### Goal of the exercise
Please work out how many of the lines below include "back". Only the number should be given.

### Materials provided
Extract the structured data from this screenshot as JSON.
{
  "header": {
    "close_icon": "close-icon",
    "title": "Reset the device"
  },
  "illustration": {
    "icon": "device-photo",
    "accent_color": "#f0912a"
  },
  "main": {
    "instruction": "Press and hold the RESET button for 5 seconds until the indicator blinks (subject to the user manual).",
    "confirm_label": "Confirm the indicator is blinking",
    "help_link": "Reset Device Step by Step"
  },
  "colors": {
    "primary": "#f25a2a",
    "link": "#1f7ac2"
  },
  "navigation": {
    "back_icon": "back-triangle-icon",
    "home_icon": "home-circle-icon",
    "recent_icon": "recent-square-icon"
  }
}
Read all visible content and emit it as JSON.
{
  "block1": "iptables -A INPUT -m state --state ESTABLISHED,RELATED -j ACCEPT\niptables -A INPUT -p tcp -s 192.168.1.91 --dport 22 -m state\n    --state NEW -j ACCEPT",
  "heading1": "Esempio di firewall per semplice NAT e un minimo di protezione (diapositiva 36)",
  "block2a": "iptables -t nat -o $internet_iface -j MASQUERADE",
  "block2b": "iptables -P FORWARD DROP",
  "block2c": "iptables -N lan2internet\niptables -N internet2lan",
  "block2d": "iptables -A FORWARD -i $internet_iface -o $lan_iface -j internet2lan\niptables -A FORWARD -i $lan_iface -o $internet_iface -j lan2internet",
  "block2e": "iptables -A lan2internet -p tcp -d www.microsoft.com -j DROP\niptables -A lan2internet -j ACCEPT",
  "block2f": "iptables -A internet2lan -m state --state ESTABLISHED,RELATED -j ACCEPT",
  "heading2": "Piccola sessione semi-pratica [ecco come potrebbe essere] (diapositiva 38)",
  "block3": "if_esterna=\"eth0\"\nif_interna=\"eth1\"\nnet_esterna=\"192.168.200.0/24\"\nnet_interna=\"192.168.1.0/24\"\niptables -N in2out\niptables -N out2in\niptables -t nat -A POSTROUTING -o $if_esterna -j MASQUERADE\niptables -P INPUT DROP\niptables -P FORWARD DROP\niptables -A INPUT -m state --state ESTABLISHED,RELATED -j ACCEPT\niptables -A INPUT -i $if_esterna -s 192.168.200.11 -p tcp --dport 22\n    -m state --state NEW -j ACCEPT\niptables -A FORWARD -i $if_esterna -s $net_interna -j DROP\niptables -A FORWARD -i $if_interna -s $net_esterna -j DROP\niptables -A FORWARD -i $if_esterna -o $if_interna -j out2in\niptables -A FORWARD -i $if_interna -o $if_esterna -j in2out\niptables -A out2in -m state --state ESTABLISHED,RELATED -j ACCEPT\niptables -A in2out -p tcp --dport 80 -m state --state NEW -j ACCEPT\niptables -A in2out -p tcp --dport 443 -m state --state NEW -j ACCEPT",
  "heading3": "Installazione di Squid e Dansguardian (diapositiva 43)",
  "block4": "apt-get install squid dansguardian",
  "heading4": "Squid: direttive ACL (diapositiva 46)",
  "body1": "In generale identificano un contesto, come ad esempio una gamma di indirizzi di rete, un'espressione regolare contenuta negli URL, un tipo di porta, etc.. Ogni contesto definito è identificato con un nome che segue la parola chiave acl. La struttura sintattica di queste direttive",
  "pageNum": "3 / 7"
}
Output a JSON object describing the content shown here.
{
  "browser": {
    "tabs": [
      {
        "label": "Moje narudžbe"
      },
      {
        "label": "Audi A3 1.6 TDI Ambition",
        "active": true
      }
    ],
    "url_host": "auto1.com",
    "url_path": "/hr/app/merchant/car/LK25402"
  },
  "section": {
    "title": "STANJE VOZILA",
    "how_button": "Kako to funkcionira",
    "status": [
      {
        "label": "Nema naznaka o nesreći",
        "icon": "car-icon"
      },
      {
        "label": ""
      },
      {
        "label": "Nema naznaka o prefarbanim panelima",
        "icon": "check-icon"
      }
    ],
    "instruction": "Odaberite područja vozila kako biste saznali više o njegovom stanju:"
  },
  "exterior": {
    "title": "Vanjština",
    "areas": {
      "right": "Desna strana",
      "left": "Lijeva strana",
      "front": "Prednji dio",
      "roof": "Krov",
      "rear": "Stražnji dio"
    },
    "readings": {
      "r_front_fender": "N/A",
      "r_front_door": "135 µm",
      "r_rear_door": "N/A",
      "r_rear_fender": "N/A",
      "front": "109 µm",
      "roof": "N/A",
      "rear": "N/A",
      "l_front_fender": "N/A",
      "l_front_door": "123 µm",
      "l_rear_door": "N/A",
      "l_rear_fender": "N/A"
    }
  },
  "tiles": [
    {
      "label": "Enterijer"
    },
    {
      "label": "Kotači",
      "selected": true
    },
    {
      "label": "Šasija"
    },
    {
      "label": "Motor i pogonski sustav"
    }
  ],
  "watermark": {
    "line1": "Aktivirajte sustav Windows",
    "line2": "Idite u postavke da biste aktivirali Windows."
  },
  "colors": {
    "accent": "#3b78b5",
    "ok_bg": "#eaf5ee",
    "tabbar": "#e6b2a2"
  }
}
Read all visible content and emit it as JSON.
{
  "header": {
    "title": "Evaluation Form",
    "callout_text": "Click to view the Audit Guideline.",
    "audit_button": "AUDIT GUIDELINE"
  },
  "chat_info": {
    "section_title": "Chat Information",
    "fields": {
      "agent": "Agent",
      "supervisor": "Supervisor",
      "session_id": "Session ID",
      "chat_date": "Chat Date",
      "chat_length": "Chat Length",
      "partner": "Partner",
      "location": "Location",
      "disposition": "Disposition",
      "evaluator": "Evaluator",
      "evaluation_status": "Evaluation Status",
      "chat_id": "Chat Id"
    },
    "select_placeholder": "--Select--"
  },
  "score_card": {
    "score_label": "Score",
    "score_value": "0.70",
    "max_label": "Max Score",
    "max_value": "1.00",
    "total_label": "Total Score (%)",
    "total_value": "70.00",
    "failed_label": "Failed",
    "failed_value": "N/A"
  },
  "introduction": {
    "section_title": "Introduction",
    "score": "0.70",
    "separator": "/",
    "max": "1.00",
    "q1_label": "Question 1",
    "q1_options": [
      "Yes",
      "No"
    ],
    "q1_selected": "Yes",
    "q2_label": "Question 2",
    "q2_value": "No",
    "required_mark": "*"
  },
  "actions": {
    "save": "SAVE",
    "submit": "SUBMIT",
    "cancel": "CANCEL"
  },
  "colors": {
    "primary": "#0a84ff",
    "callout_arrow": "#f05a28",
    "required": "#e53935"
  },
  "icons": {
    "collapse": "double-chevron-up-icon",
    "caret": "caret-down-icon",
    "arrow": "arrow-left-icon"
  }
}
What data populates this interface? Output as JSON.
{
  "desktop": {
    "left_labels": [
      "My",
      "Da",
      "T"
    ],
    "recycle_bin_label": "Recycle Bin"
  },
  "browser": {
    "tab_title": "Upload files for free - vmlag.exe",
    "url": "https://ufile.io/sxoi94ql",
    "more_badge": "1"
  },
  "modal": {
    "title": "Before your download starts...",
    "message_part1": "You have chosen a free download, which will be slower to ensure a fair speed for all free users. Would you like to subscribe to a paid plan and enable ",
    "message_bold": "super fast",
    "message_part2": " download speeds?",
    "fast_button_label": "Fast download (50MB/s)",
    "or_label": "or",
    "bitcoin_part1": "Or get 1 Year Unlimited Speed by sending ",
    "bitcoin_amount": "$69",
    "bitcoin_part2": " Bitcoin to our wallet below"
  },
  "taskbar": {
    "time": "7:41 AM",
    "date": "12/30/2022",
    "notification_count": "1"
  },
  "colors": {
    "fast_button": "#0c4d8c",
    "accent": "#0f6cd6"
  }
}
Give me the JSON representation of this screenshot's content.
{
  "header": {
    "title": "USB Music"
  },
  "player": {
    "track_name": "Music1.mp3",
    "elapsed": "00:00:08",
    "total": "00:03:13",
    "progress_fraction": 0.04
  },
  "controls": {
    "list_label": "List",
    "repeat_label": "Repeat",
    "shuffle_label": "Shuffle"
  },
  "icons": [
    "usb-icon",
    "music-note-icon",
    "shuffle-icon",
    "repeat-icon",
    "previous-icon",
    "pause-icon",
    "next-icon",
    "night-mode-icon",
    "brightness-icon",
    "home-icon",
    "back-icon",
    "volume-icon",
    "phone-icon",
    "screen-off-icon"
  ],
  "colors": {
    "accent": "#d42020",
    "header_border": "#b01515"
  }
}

### Response area
2